- Quickly Crack the Cube with Your Favorite Implement (Bar Spoon, Teaspoon, etc…)
- Place the Ice in a Chilled Glass, Mixing Cup or Container
Yes you can use the back of a bar spoon or another item, but if you want to simplify the process and look cool doing it I recommend the Tap Icer. A classic piece of 1950s bar technology, the Tap Icer is a small weight on the end of a long, flexible handle. So with the simple flip of a wrist you can generate maximum ice cracking power.
Tips to Crack Ice
No matter if you’re making cocktails for a dozen people or just a few friends, you can improve your bartending experience and your guests drinks with a few of these tips for cracking ice:
Don’t Use Sweaty Ice – Start with cold ice, because it’ll crack more easily and won’t disintegrate into mush.
Avoid Contact with Warm Hands – Yes manually cracking ice requires handling ice, but keep it to a minimum.
Keep the Ice Tools Cold – Chill bar spoons and other tools to minimize exposure to heat. In fact, I normally try to chill glassware, mixing cups and containers beforehand.
Minimize “Shrapnel” – Whether applying the Brute Force or Suave and Debonair method, there’s usually a little “shrapnel” involved.So when cracking ice place a thin cloth or dish towel over the cubes to minimize flying debris. I’ve even cut down an old pillow case in the past.
So the next time you’re mixing cocktails at home, consider whether cracked ice may be a better choice than the traditional cube.
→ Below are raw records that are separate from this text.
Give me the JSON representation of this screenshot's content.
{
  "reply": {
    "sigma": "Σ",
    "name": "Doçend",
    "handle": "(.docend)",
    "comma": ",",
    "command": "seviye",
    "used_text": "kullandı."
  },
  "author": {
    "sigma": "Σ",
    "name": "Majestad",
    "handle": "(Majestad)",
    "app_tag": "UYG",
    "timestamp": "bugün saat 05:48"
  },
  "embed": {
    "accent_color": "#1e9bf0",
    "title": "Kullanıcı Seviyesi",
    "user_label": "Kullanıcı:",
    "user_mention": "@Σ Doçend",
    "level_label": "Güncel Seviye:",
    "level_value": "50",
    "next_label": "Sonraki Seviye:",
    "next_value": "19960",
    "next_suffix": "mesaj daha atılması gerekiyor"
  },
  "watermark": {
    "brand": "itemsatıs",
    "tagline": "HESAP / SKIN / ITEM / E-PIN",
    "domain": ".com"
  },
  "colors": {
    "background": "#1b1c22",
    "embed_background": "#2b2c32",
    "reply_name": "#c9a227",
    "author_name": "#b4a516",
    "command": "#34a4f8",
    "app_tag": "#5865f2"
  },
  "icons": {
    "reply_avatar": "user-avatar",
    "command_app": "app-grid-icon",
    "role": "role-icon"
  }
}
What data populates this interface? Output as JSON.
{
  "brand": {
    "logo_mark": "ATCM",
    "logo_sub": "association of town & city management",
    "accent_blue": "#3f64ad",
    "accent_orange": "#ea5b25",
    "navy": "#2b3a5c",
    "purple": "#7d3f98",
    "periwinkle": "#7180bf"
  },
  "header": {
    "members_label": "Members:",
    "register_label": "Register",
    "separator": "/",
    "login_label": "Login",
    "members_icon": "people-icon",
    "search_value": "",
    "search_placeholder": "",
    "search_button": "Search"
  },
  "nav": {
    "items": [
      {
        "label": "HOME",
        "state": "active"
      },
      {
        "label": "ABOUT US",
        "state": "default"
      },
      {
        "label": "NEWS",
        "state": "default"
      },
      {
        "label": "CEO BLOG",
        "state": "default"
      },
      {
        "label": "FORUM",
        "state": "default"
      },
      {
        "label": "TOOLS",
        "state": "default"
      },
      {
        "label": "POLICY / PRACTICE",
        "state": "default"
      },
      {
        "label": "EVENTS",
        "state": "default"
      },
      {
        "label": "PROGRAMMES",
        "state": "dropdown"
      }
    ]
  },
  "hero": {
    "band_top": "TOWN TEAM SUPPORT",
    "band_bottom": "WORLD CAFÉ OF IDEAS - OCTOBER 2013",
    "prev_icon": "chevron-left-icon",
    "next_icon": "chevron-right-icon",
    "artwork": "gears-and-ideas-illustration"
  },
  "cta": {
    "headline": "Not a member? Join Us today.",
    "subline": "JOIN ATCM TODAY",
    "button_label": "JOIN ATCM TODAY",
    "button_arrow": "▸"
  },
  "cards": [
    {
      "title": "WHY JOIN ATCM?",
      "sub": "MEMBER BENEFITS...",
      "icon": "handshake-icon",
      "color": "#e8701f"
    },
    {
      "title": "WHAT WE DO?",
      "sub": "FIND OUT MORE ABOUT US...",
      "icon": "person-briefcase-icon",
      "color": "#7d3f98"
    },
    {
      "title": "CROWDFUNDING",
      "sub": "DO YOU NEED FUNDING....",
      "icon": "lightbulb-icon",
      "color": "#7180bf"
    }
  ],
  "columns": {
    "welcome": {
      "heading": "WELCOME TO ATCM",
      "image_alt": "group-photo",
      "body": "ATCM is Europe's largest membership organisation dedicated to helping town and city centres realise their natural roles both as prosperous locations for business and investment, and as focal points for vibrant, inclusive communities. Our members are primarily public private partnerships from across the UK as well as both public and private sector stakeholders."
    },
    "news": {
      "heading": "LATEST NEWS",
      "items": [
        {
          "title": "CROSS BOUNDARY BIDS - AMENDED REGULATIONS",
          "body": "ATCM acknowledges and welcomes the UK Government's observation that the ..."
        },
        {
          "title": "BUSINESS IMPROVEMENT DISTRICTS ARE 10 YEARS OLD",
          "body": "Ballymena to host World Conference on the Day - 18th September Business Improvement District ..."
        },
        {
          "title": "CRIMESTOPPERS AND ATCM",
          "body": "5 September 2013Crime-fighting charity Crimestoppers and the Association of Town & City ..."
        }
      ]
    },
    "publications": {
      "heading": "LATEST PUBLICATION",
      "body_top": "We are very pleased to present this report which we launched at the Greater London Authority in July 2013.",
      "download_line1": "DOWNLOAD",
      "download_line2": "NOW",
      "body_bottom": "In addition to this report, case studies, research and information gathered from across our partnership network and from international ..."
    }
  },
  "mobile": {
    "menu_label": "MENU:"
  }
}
Hopefully I’ve given you some useful tips to make it easier.